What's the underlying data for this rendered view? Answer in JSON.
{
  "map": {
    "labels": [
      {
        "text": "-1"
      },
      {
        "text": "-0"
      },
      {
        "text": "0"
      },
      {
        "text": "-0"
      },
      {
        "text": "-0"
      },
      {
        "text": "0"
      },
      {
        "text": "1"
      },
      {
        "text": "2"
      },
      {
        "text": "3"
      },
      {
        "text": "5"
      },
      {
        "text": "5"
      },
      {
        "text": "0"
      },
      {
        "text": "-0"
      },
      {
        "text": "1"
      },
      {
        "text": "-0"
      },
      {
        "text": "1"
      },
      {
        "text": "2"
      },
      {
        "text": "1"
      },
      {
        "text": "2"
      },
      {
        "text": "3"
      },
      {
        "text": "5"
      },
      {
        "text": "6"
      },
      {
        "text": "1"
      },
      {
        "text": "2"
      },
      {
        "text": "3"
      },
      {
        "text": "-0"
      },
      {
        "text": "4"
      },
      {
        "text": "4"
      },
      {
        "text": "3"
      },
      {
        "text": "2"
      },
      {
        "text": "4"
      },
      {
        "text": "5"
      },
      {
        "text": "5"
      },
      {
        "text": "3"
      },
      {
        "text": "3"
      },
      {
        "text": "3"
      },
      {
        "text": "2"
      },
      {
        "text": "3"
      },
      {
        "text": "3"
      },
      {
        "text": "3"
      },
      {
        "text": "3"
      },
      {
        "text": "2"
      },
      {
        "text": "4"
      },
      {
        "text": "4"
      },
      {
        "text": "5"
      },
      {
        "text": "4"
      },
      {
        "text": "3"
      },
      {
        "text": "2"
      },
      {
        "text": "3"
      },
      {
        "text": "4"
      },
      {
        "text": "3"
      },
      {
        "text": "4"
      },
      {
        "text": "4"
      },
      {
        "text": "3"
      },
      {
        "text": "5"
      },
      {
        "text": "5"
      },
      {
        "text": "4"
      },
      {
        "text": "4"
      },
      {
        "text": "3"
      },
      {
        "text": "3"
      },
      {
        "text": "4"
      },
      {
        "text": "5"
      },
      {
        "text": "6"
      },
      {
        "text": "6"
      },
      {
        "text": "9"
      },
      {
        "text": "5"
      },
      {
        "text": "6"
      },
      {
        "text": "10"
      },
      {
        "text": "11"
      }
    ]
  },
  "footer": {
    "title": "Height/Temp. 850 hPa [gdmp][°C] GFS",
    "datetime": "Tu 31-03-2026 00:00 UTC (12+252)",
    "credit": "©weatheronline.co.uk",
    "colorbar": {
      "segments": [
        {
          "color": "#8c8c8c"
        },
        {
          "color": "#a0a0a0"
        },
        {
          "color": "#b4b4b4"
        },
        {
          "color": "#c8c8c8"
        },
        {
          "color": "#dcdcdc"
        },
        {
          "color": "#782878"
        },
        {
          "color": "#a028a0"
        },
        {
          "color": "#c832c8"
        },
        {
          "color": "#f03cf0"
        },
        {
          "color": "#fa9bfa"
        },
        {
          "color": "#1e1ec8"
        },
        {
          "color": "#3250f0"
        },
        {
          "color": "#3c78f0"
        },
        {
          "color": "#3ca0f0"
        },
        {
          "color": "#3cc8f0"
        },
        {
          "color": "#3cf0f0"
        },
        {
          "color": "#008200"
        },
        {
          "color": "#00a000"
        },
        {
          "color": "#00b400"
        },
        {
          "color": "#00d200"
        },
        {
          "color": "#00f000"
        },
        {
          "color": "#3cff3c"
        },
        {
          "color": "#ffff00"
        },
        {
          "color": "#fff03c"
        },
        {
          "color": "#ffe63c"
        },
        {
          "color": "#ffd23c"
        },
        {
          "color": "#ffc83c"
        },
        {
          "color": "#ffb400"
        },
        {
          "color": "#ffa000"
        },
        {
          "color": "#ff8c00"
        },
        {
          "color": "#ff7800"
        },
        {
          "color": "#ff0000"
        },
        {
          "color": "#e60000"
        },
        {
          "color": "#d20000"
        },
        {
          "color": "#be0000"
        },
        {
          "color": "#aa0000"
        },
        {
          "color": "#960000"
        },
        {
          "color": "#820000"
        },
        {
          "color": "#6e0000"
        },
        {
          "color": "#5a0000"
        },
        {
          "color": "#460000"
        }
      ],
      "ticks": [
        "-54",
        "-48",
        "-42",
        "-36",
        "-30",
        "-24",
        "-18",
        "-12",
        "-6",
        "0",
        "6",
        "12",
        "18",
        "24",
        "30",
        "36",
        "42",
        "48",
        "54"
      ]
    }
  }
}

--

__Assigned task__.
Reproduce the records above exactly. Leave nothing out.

__Response area__.
What's the underlying data for this rendered view? Answer in JSON.
{
  "map": {
    "labels": [
      {
        "text": "-1"
      },
      {
        "text": "-0"
      },
      {
        "text": "0"
      },
      {
        "text": "-0"
      },
      {
        "text": "-0"
      },
      {
        "text": "0"
      },
      {
        "text": "1"
      },
      {
        "text": "2"
      },
      {
        "text": "3"
      },
      {
        "text": "5"
      },
      {
        "text": "5"
      },
      {
        "text": "0"
      },
      {
        "text": "-0"
      },
      {
        "text": "1"
      },
      {
        "text": "-0"
      },
      {
        "text": "1"
      },
      {
        "text": "2"
      },
      {
        "text": "1"
      },
      {
        "text": "2"
      },
      {
        "text": "3"
      },
      {
        "text": "5"
      },
      {
        "text": "6"
      },
      {
        "text": "1"
      },
      {
        "text": "2"
      },
      {
        "text": "3"
      },
      {
        "text": "-0"
      },
      {
        "text": "4"
      },
      {
        "text": "4"
      },
      {
        "text": "3"
      },
      {
        "text": "2"
      },
      {
        "text": "4"
      },
      {
        "text": "5"
      },
      {
        "text": "5"
      },
      {
        "text": "3"
      },
      {
        "text": "3"
      },
      {
        "text": "3"
      },
      {
        "text": "2"
      },
      {
        "text": "3"
      },
      {
        "text": "3"
      },
      {
        "text": "3"
      },
      {
        "text": "3"
      },
      {
        "text": "2"
      },
      {
        "text": "4"
      },
      {
        "text": "4"
      },
      {
        "text": "5"
      },
      {
        "text": "4"
      },
      {
        "text": "3"
      },
      {
        "text": "2"
      },
      {
        "text": "3"
      },
      {
        "text": "4"
      },
      {
        "text": "3"
      },
      {
        "text": "4"
      },
      {
        "text": "4"
      },
      {
        "text": "3"
      },
      {
        "text": "5"
      },
      {
        "text": "5"
      },
      {
        "text": "4"
      },
      {
        "text": "4"
      },
      {
        "text": "3"
      },
      {
        "text": "3"
      },
      {
        "text": "4"
      },
      {
        "text": "5"
      },
      {
        "text": "6"
      },
      {
        "text": "6"
      },
      {
        "text": "9"
      },
      {
        "text": "5"
      },
      {
        "text": "6"
      },
      {
        "text": "10"
      },
      {
        "text": "11"
      }
    ]
  },
  "footer": {
    "title": "Height/Temp. 850 hPa [gdmp][°C] GFS",
    "datetime": "Tu 31-03-2026 00:00 UTC (12+252)",
    "credit": "©weatheronline.co.uk",
    "colorbar": {
      "segments": [
        {
          "color": "#8c8c8c"
        },
        {
          "color": "#a0a0a0"
        },
        {
          "color": "#b4b4b4"
        },
        {
          "color": "#c8c8c8"
        },
        {
          "color": "#dcdcdc"
        },
        {
          "color": "#782878"
        },
        {
          "color": "#a028a0"
        },
        {
          "color": "#c832c8"
        },
        {
          "color": "#f03cf0"
        },
        {
          "color": "#fa9bfa"
        },
        {
          "color": "#1e1ec8"
        },
        {
          "color": "#3250f0"
        },
        {
          "color": "#3c78f0"
        },
        {
          "color": "#3ca0f0"
        },
        {
          "color": "#3cc8f0"
        },
        {
          "color": "#3cf0f0"
        },
        {
          "color": "#008200"
        },
        {
          "color": "#00a000"
        },
        {
          "color": "#00b400"
        },
        {
          "color": "#00d200"
        },
        {
          "color": "#00f000"
        },
        {
          "color": "#3cff3c"
        },
        {
          "color": "#ffff00"
        },
        {
          "color": "#fff03c"
        },
        {
          "color": "#ffe63c"
        },
        {
          "color": "#ffd23c"
        },
        {
          "color": "#ffc83c"
        },
        {
          "color": "#ffb400"
        },
        {
          "color": "#ffa000"
        },
        {
          "color": "#ff8c00"
        },
        {
          "color": "#ff7800"
        },
        {
          "color": "#ff0000"
        },
        {
          "color": "#e60000"
        },
        {
          "color": "#d20000"
        },
        {
          "color": "#be0000"
        },
        {
          "color": "#aa0000"
        },
        {
          "color": "#960000"
        },
        {
          "color": "#820000"
        },
        {
          "color": "#6e0000"
        },
        {
          "color": "#5a0000"
        },
        {
          "color": "#460000"
        }
      ],
      "ticks": [
        "-54",
        "-48",
        "-42",
        "-36",
        "-30",
        "-24",
        "-18",
        "-12",
        "-6",
        "0",
        "6",
        "12",
        "18",
        "24",
        "30",
        "36",
        "42",
        "48",
        "54"
      ]
    }
  }
}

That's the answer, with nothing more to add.